c.   When I spoke with Dr. Milgram, he made a profound statement about the high achieving countries. He said, “They know the limits of child development, understanding it and they do not  surpass it”, therefore they have success. On the contrary we have standards that have completely ignored the child’s development process and in turn exercise a wholly arrogant attitude that ‘if we make this harder, they will get smarter’.  This defies many decades of proven teaching methodology and exposes their total ignorance of both proven teaching approaches and the student needs. This is NOT how to increase learning in K-3!

 

  1. 4.     The criteria totally ignored the omissions that are documented, regarding these standards.
    1. Under the copyright rules, the permitted 15% of additional content other states have added to their standards is very revealing. Maine has added none.
    2. Here are just a couple of quick examples; in the K-5 math under measurement and data: telling time is addressed yet days of the week, months of the year, seasons and the calendar are never addressed. Another example in math is division of a fraction with a fraction; it doesn’t exist. Shouldn’t these be incorporated?

In a day and a half both the ELA review panel and the Math review panel completed their work; a total of less than 8 hours to determine the validity of these standards using two criteria only.

 

We spent the first half of the initial day considering general questions and concerns.  We learned that this was part of the process for the DOE to then proceed into the APA rule making procedure for changes to Chapter 131.  It’s ironic, but this Chapter rule change was the very first legislation presented in January 2011, LD12.  I wonder if it’ll be the last piece of legislation of this term.

 

To no avail, I voiced my disappointment and objections to the facilitators and the
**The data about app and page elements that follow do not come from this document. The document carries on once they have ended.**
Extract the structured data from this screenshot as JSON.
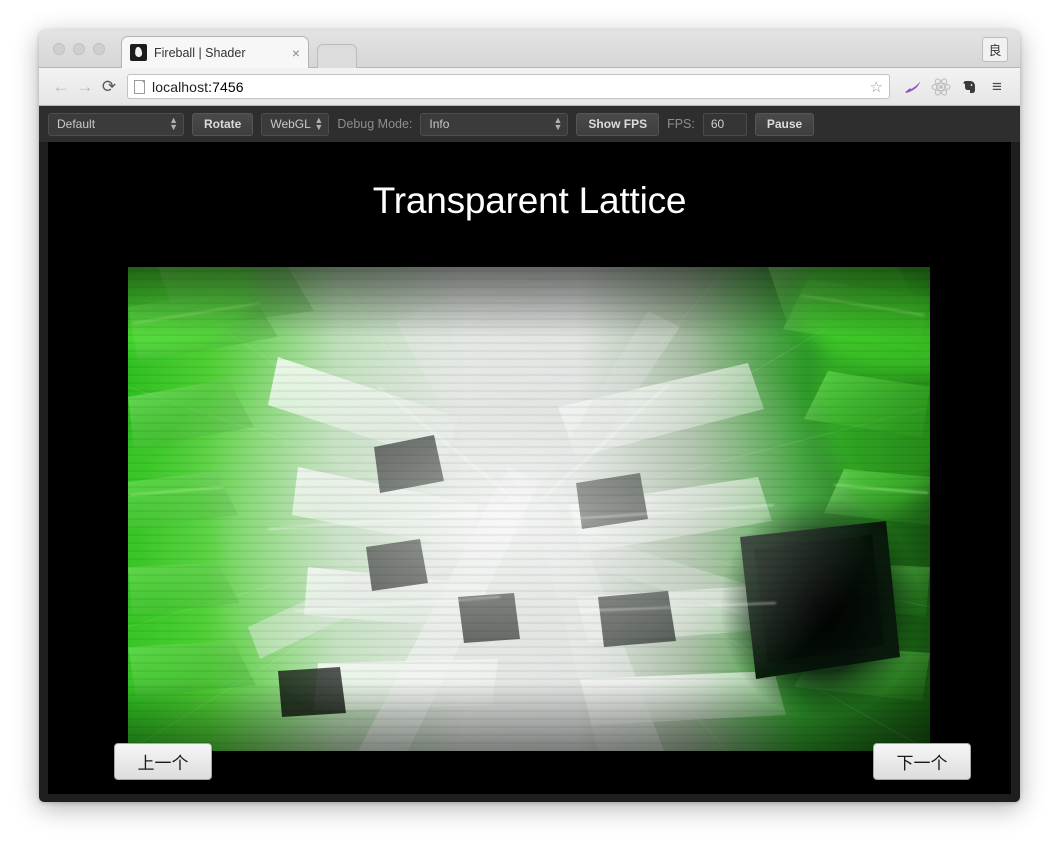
{
  "browser": {
    "tab": {
      "favicon": "fireball-flame-icon",
      "title": "Fireball | Shader",
      "close_label": "×"
    },
    "new_tab_label": "",
    "window_corner_icon": "良",
    "nav": {
      "back_label": "←",
      "forward_label": "→",
      "reload_label": "⟳"
    },
    "omnibox": {
      "url_scheme_icon": "page-document-icon",
      "url": "localhost:7456",
      "host": "localhost",
      "port": ":7456",
      "star_label": "☆"
    },
    "extensions": [
      {
        "name": "feather-icon",
        "glyph": "✒"
      },
      {
        "name": "react-atom-icon",
        "glyph": "⚛"
      },
      {
        "name": "evernote-elephant-icon",
        "glyph": "◆"
      }
    ],
    "menu_label": "≡"
  },
  "toolbar": {
    "preset_select": {
      "value": "Default",
      "options": [
        "Default"
      ]
    },
    "rotate_button": "Rotate",
    "renderer_select": {
      "value": "WebGL",
      "options": [
        "WebGL"
      ]
    },
    "debug_mode_label": "Debug Mode:",
    "debug_mode_select": {
      "value": "Info",
      "options": [
        "Info"
      ]
    },
    "show_fps_button": "Show FPS",
    "fps_label": "FPS:",
    "fps_value": "60",
    "pause_button": "Pause"
  },
  "stage": {
    "title": "Transparent Lattice",
    "prev_button": "上一个",
    "next_button": "下一个"
  },
  "colors": {
    "page_background": "#000000",
    "toolbar_background": "#2e2e2e",
    "title_color": "#ffffff",
    "shader_green_bright": "#3bd42a",
    "shader_green_deep": "#0d3c10",
    "shader_white": "#e8eae8",
    "shader_gray": "#9aa09c",
    "shader_dark": "#050805"
  }
}
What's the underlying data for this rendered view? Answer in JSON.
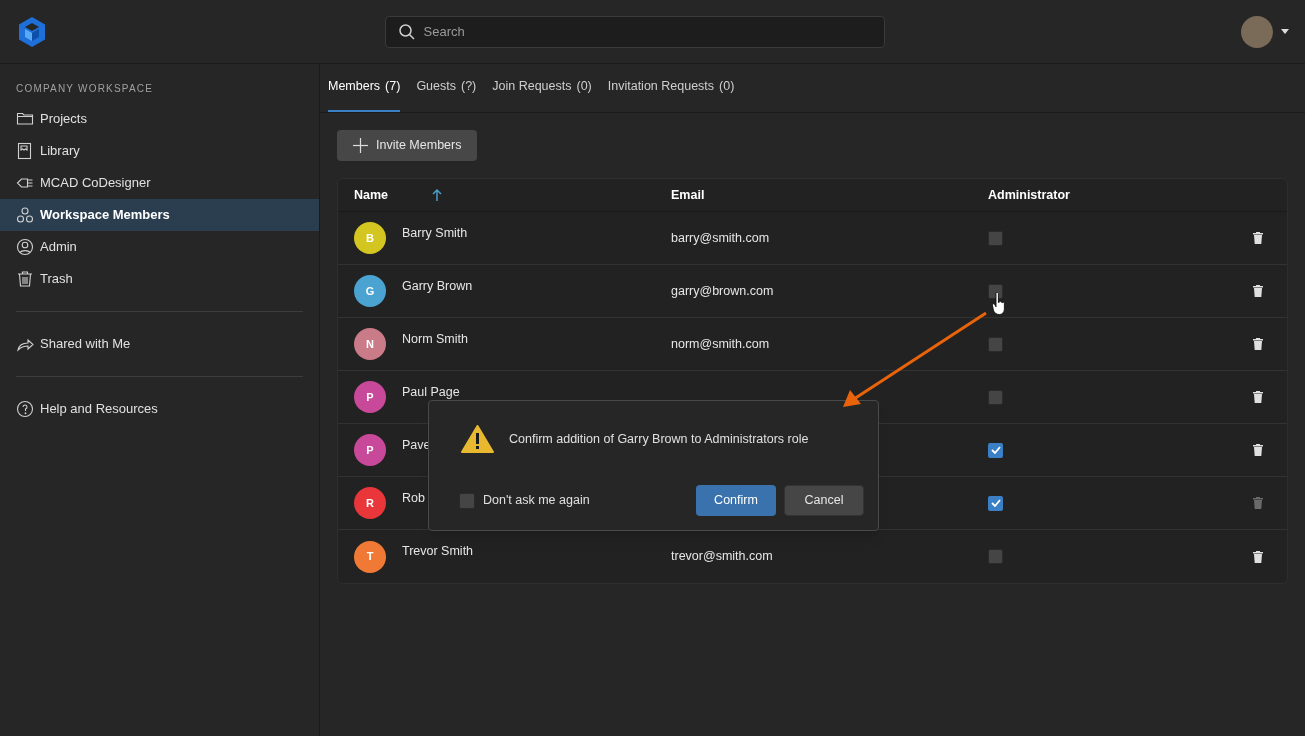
{
  "header": {
    "search": {
      "placeholder": "Search"
    }
  },
  "sidebar": {
    "section_title": "COMPANY WORKSPACE",
    "groups": [
      [
        {
          "label": "Projects",
          "selected": false
        },
        {
          "label": "Library",
          "selected": false
        },
        {
          "label": "MCAD CoDesigner",
          "selected": false
        },
        {
          "label": "Workspace Members",
          "selected": true
        },
        {
          "label": "Admin",
          "selected": false
        },
        {
          "label": "Trash",
          "selected": false
        }
      ],
      [
        {
          "label": "Shared with Me",
          "selected": false
        }
      ],
      [
        {
          "label": "Help and Resources",
          "selected": false
        }
      ]
    ]
  },
  "tabs": [
    {
      "label": "Members",
      "count": "(7)",
      "selected": true
    },
    {
      "label": "Guests",
      "count": "(?)",
      "selected": false
    },
    {
      "label": "Join Requests",
      "count": "(0)",
      "selected": false
    },
    {
      "label": "Invitation Requests",
      "count": "(0)",
      "selected": false
    }
  ],
  "invite_button": "Invite Members",
  "table": {
    "columns": [
      {
        "label": "Name",
        "sorted": true
      },
      {
        "label": "Email",
        "sorted": false
      },
      {
        "label": "Administrator",
        "sorted": false
      }
    ],
    "rows": [
      {
        "initial": "B",
        "color": "#d4c620",
        "name": "Barry Smith",
        "email": "barry@smith.com",
        "administrator": false,
        "delete_disabled": false
      },
      {
        "initial": "G",
        "color": "#4aa3d0",
        "name": "Garry Brown",
        "email": "garry@brown.com",
        "administrator": false,
        "delete_disabled": false
      },
      {
        "initial": "N",
        "color": "#c97b87",
        "name": "Norm Smith",
        "email": "norm@smith.com",
        "administrator": false,
        "delete_disabled": false
      },
      {
        "initial": "P",
        "color": "#c8489a",
        "name": "Paul Page",
        "administrator": false,
        "delete_disabled": false
      },
      {
        "initial": "P",
        "color": "#c8489a",
        "name": "Pave",
        "administrator": true,
        "delete_disabled": false
      },
      {
        "initial": "R",
        "color": "#e8363b",
        "name": "Rob",
        "administrator": true,
        "delete_disabled": true
      },
      {
        "initial": "T",
        "color": "#f07a35",
        "name": "Trevor Smith",
        "email": "trevor@smith.com",
        "administrator": false,
        "delete_disabled": false
      }
    ]
  },
  "dialog": {
    "message": "Confirm addition of Garry Brown to Administrators role",
    "dont_ask": {
      "label": "Don't ask me again",
      "checked": false
    },
    "buttons": [
      "Confirm",
      "Cancel"
    ]
  }
}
Commissioner.  I was dismissed as being concerned about something that was really irrelevant and insignificant. After all, am I to conclude that none of these concerns pertain to Maine?

This is utterly insulting to the future of Maine children. They have squandered an opportunity for Maine to lead the nation with proven standards.

 

Maine Teachers Turning On Common Core

AUGUSTA – Maine teachers are growing frustrated with the Common Core State Standards, a controversial educational reform that has quietly wound its way into nearly every American school in the past few years.

“Teachers from around the country (including many here in Maine) have expressed concerns about the way the Common Core standards are being implemented and assessed,” wrote Maine Education Association (MEA) lobbyist John Kosinski in a Feb. 19 email to Democratic leaders.

“Frustration is quickly growing among teachers,” Kosinski wrote.

The email, which was sent to Senate President Justin Alfond (D-Portland), House Speaker Mark Eves (D-North Berwick), Sen. Rebecca Millett (D-Cape Elizabeth) and Rep. Bruce MacDonald (D-Booth Bay), was obtained by The Maine Wire through a public records request.

Kosinski did not respond to requests for comment about Common Core and the MEA, but the email says the National Education Association (NEA) is “calling for a review of the standards and their implementation.”

“You can expect the NEA will be calling for greater collaboration with teachers on retooling the standards,” he wrote.

Maine replaced the Maine Learning Results with the Common Core in January of 2011, becoming the 42nd state to have adopted them.

Read more…